Today, the Future of Privacy Forum released its City of Seattle Open Data Risk Assessment. The Assessment provides tools and guidance to the City of Seattle and other municipalities navigating the complex policy, operational, technical, organizational, and ethical standards that support privacy-protective open data programs.
Posts by FPF Staff
Join Hogan Lovells and FPF for an event focused on data issues related to connected cars and the future of mobility on January 23, 2018, from 9:45 AM – 2:00 PM. This half-day event will highlight industry privacy practices, regulatory developments, and emerging uses of mobility data.
Washington, DC – Today, the Future of Privacy Forum announced the winners of the 8th Annual Privacy Papers for Policymakers Award. The PPPM Award recognizes leading privacy scholarship that is relevant to policymakers in the U.S. Congress, at U.S. federal agencies, and for data protection authorities abroad. The winners of the 2017 PPPM Award are:
How has the growing trend of global financial data localization laws affected financial institutions handling difficult questions of data privacy? What have been the practical impacts of these laws? FPF addresses these questions in a new info-graphic: “Financial Data Localization: Conflicts and Consequences.”

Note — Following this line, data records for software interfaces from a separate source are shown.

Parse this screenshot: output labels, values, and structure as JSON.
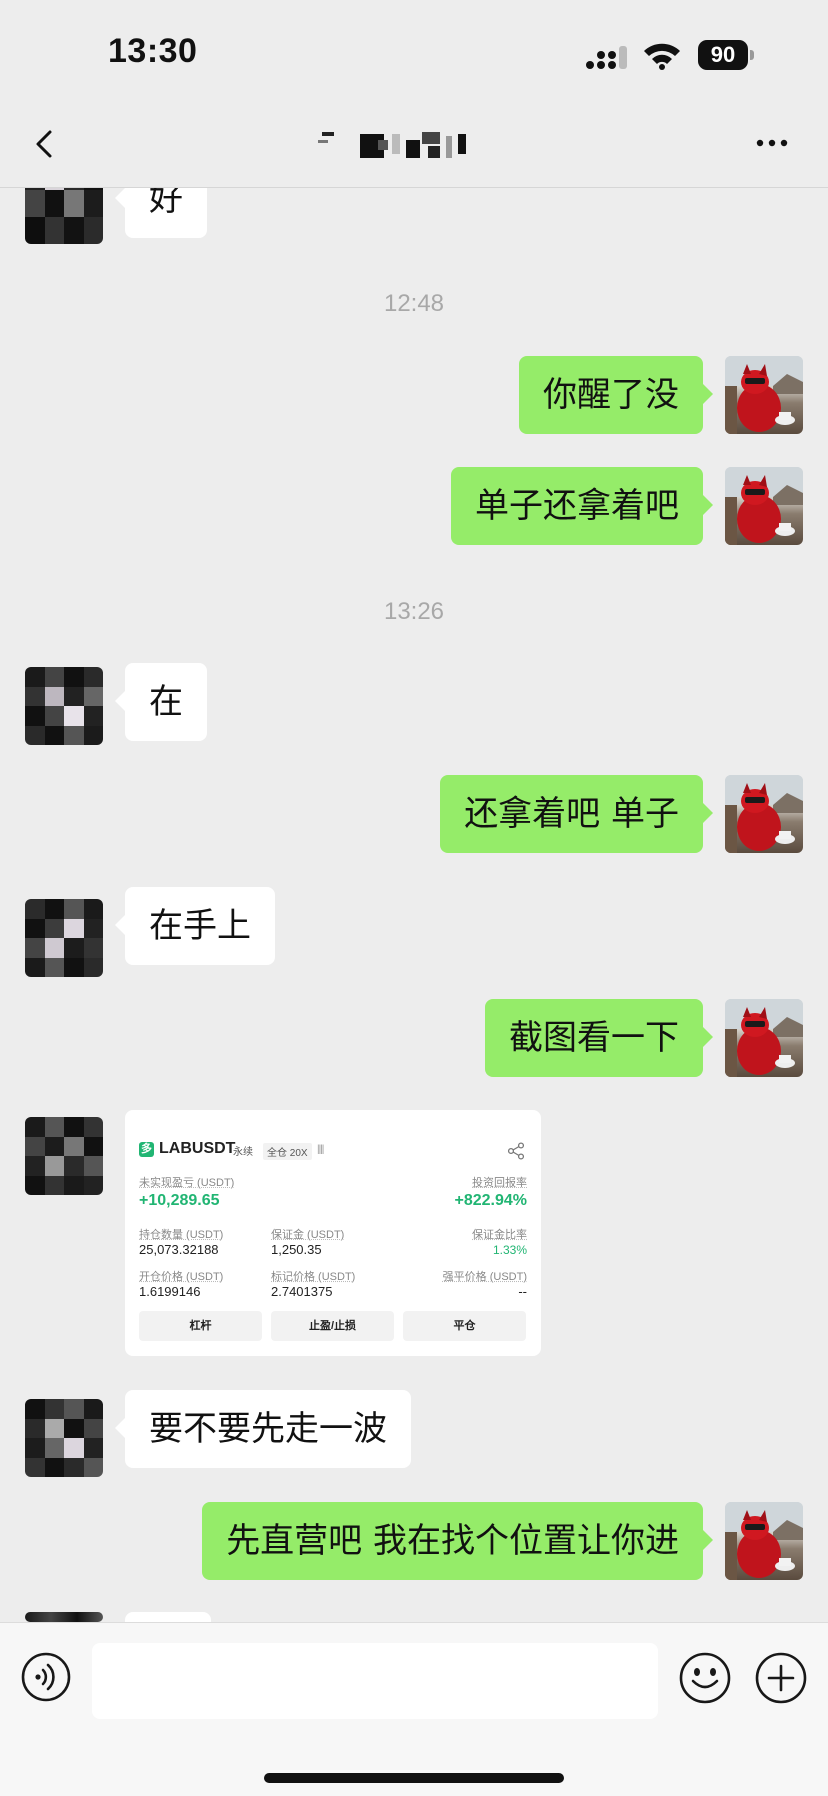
{
  "status_bar": {
    "time": "13:30",
    "battery": "90"
  },
  "nav": {
    "title": ""
  },
  "messages": [
    {
      "side": "in",
      "text": "好"
    },
    {
      "type": "time",
      "text": "12:48"
    },
    {
      "side": "out",
      "text": "你醒了没"
    },
    {
      "side": "out",
      "text": "单子还拿着吧"
    },
    {
      "type": "time",
      "text": "13:26"
    },
    {
      "side": "in",
      "text": "在"
    },
    {
      "side": "out",
      "text": "还拿着吧 单子"
    },
    {
      "side": "in",
      "text": "在手上"
    },
    {
      "side": "out",
      "text": "截图看一下"
    },
    {
      "side": "in",
      "type": "card"
    },
    {
      "side": "in",
      "text": "要不要先走一波"
    },
    {
      "side": "out",
      "text": "先直营吧 我在找个位置让你进"
    }
  ],
  "card": {
    "logo": "多",
    "symbol": "LABUSDT",
    "tag_perp": "永续",
    "tag_margin": "全仓 20X",
    "bars": "||||",
    "unrealized_label": "未实现盈亏 (USDT)",
    "unrealized_value": "+10,289.65",
    "roi_label": "投资回报率",
    "roi_value": "+822.94%",
    "position_label": "持仓数量 (USDT)",
    "position_value": "25,073.32188",
    "margin_label": "保证金 (USDT)",
    "margin_value": "1,250.35",
    "margin_ratio_label": "保证金比率",
    "margin_ratio_value": "1.33%",
    "entry_label": "开仓价格 (USDT)",
    "entry_value": "1.6199146",
    "mark_label": "标记价格 (USDT)",
    "mark_value": "2.7401375",
    "liq_label": "强平价格 (USDT)",
    "liq_value": "--",
    "btn_leverage": "杠杆",
    "btn_tpsl": "止盈/止损",
    "btn_close": "平仓"
  },
  "colors": {
    "outgoing_bubble": "#95ec69",
    "incoming_bubble": "#ffffff",
    "profit": "#21b573",
    "background": "#ededed"
  },
  "icons": {
    "back": "chevron-left-icon",
    "more": "more-dots-icon",
    "voice": "voice-icon",
    "emoji": "emoji-icon",
    "plus": "plus-icon",
    "share": "share-icon"
  }
}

The Smart Cities and Open Data movements promise to use data to spark civic innovation and engagement, promote inclusivity, and transform modern communities. At the same time, advances in sensor technology, re-identification science, and Big Data analytics have challenged cities and their partners to construct effective safeguards for the collection, use, sharing, and disposal of personal information.

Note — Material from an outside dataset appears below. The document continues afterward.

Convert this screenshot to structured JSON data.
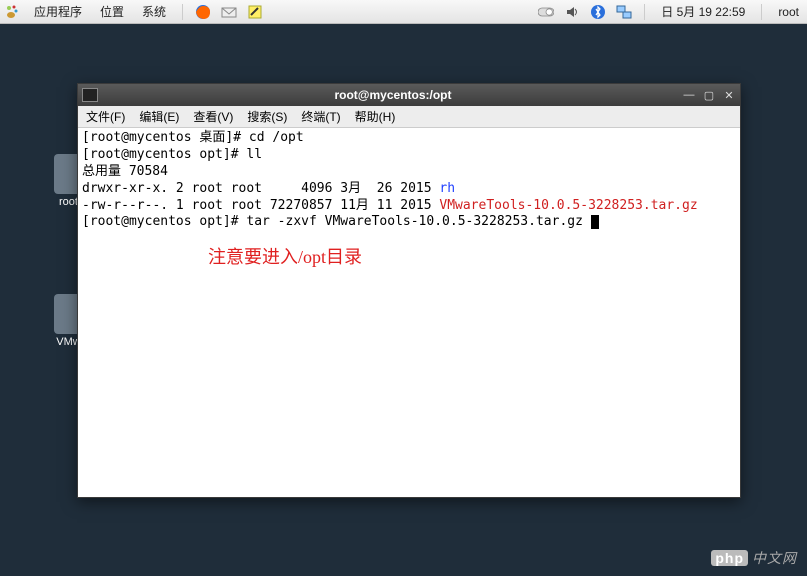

“What data is being transmitted and what data is being used really depends on the device,” Verdi said. “They can offload that information from the device to servers on the internet that are either controlled by the companies or third parties and there’s some processing that can happen there.”
Washington, DC – Today, the Future of Privacy Forum released a new study, Understanding Corporate Data Sharing Decisions: Practices, Challenges, and Opportunities for Sharing Corporate Data with Researchers. In this report, FPF reveals findings from research and interviews with experts in the academic and industry communities. Three main areas are discussed: 1) The extent to which leading companies make data available to support published research that contributes to public knowledge; 2) Why and how companies share data for academic research; and 3) The risks companies perceive to be associated with such sharing, as well as their strategies for mitigating those risks.
Yesterday, Future of Privacy Forum Advisory Board Member, Amie Stepanovich, U.S. Policy Manager at Access Now, published an article explaining the importance of ensuring marginalized communities have greater influence on how emerging technologies are being developed.
On Friday, October 27, 2017, the Future of Privacy Forum filed comments with the Federal Trade Commission in advance of the December 12, 2017 Informational Injury Workshop. The purpose of the workshop is to examine consumer injury in the context of privacy and data security. FPF’s comments focus on describing the harms that can arise from automated decision-making as well as highlighting existing risk-based privacy analyses.
On October 26, 2017, John Verdi, FPF’s Vice President of Policy, was a panelist for the National Archives Foundation’s 2nd Annual McGowan Forum on Ethics: The Challenge of Big Data. The panel discussed the ethical responsibility of those who compile and track citizens’ personal data. The conversation focused around what responsibility corporations and governments have to protect their customers and be transparent in regard to possible data hacks.